··· PROVIDED ENTRIES
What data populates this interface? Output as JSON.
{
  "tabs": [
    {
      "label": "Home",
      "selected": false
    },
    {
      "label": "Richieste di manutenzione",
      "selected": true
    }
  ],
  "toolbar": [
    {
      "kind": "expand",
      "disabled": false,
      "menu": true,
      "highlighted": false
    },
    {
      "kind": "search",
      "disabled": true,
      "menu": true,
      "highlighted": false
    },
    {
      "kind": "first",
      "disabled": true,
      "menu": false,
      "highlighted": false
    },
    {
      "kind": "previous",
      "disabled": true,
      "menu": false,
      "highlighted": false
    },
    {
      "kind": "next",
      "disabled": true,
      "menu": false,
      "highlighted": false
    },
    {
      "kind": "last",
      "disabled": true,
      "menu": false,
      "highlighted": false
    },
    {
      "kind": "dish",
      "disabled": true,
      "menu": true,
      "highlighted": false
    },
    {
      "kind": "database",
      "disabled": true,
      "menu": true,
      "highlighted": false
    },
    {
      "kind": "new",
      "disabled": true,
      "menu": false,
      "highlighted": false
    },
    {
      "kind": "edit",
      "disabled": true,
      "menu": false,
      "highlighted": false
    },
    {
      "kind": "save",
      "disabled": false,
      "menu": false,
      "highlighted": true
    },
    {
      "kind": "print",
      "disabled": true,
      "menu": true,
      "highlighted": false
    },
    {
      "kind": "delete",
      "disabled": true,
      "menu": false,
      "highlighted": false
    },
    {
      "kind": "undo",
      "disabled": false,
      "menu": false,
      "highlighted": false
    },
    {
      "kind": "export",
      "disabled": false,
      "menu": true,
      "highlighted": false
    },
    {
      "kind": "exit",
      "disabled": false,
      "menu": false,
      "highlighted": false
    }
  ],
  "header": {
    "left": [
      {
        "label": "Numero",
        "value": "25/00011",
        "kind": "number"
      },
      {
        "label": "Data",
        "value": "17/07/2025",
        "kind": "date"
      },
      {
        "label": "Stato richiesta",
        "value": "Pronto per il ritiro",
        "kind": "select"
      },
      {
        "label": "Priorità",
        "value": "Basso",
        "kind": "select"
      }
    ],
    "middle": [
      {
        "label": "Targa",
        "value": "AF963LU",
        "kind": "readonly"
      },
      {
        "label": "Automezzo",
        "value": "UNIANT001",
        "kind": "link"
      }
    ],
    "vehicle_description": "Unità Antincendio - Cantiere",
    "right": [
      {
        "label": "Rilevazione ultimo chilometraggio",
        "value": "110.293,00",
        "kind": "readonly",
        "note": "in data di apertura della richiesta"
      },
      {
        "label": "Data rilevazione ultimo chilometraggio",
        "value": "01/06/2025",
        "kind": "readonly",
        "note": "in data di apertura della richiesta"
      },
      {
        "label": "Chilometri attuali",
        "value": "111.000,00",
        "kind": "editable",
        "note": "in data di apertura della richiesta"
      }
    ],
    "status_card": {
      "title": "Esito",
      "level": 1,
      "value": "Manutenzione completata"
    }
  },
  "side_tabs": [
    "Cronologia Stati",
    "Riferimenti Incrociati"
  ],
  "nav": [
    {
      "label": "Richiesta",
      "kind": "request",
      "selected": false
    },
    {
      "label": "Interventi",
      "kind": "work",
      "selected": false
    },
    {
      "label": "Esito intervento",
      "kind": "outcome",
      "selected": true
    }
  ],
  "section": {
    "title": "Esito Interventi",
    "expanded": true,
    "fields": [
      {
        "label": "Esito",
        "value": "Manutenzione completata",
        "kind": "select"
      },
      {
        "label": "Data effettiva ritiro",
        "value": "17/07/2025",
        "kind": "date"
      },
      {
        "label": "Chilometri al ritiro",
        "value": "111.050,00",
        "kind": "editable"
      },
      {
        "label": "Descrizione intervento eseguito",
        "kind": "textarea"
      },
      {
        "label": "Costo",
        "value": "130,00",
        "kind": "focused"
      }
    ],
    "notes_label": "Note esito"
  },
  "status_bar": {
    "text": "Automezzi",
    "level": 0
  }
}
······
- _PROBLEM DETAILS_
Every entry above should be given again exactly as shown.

- _EXERCISE RESPONSE_
What data populates this interface? Output as JSON.
{
  "tabs": [
    {
      "label": "Home",
      "selected": false
    },
    {
      "label": "Richieste di manutenzione",
      "selected": true
    }
  ],
  "toolbar": [
    {
      "kind": "expand",
      "disabled": false,
      "menu": true,
      "highlighted": false
    },
    {
      "kind": "search",
      "disabled": true,
      "menu": true,
      "highlighted": false
    },
    {
      "kind": "first",
      "disabled": true,
      "menu": false,
      "highlighted": false
    },
    {
      "kind": "previous",
      "disabled": true,
      "menu": false,
      "highlighted": false
    },
    {
      "kind": "next",
      "disabled": true,
      "menu": false,
      "highlighted": false
    },
    {
      "kind": "last",
      "disabled": true,
      "menu": false,
      "highlighted": false
    },
    {
      "kind": "dish",
      "disabled": true,
      "menu": true,
      "highlighted": false
    },
    {
      "kind": "database",
      "disabled": true,
      "menu": true,
      "highlighted": false
    },
    {
      "kind": "new",
      "disabled": true,
      "menu": false,
      "highlighted": false
    },
    {
      "kind": "edit",
      "disabled": true,
      "menu": false,
      "highlighted": false
    },
    {
      "kind": "save",
      "disabled": false,
      "menu": false,
      "highlighted": true
    },
    {
      "kind": "print",
      "disabled": true,
      "menu": true,
      "highlighted": false
    },
    {
      "kind": "delete",
      "disabled": true,
      "menu": false,
      "highlighted": false
    },
    {
      "kind": "undo",
      "disabled": false,
      "menu": false,
      "highlighted": false
    },
    {
      "kind": "export",
      "disabled": false,
      "menu": true,
      "highlighted": false
    },
    {
      "kind": "exit",
      "disabled": false,
      "menu": false,
      "highlighted": false
    }
  ],
  "header": {
    "left": [
      {
        "label": "Numero",
        "value": "25/00011",
        "kind": "number"
      },
      {
        "label": "Data",
        "value": "17/07/2025",
        "kind": "date"
      },
      {
        "label": "Stato richiesta",
        "value": "Pronto per il ritiro",
        "kind": "select"
      },
      {
        "label": "Priorità",
        "value": "Basso",
        "kind": "select"
      }
    ],
    "middle": [
      {
        "label": "Targa",
        "value": "AF963LU",
        "kind": "readonly"
      },
      {
        "label": "Automezzo",
        "value": "UNIANT001",
        "kind": "link"
      }
    ],
    "vehicle_description": "Unità Antincendio - Cantiere",
    "right": [
      {
        "label": "Rilevazione ultimo chilometraggio",
        "value": "110.293,00",
        "kind": "readonly",
        "note": "in data di apertura della richiesta"
      },
      {
        "label": "Data rilevazione ultimo chilometraggio",
        "value": "01/06/2025",
        "kind": "readonly",
        "note": "in data di apertura della richiesta"
      },
      {
        "label": "Chilometri attuali",
        "value": "111.000,00",
        "kind": "editable",
        "note": "in data di apertura della richiesta"
      }
    ],
    "status_card": {
      "title": "Esito",
      "level": 1,
      "value": "Manutenzione completata"
    }
  },
  "side_tabs": [
    "Cronologia Stati",
    "Riferimenti Incrociati"
  ],
  "nav": [
    {
      "label": "Richiesta",
      "kind": "request",
      "selected": false
    },
    {
      "label": "Interventi",
      "kind": "work",
      "selected": false
    },
    {
      "label": "Esito intervento",
      "kind": "outcome",
      "selected": true
    }
  ],
  "section": {
    "title": "Esito Interventi",
    "expanded": true,
    "fields": [
      {
        "label": "Esito",
        "value": "Manutenzione completata",
        "kind": "select"
      },
      {
        "label": "Data effettiva ritiro",
        "value": "17/07/2025",
        "kind": "date"
      },
      {
        "label": "Chilometri al ritiro",
        "value": "111.050,00",
        "kind": "editable"
      },
      {
        "label": "Descrizione intervento eseguito",
        "kind": "textarea"
      },
      {
        "label": "Costo",
        "value": "130,00",
        "kind": "focused"
      }
    ],
    "notes_label": "Note esito"
  },
  "status_bar": {
    "text": "Automezzi",
    "level": 0
  }
}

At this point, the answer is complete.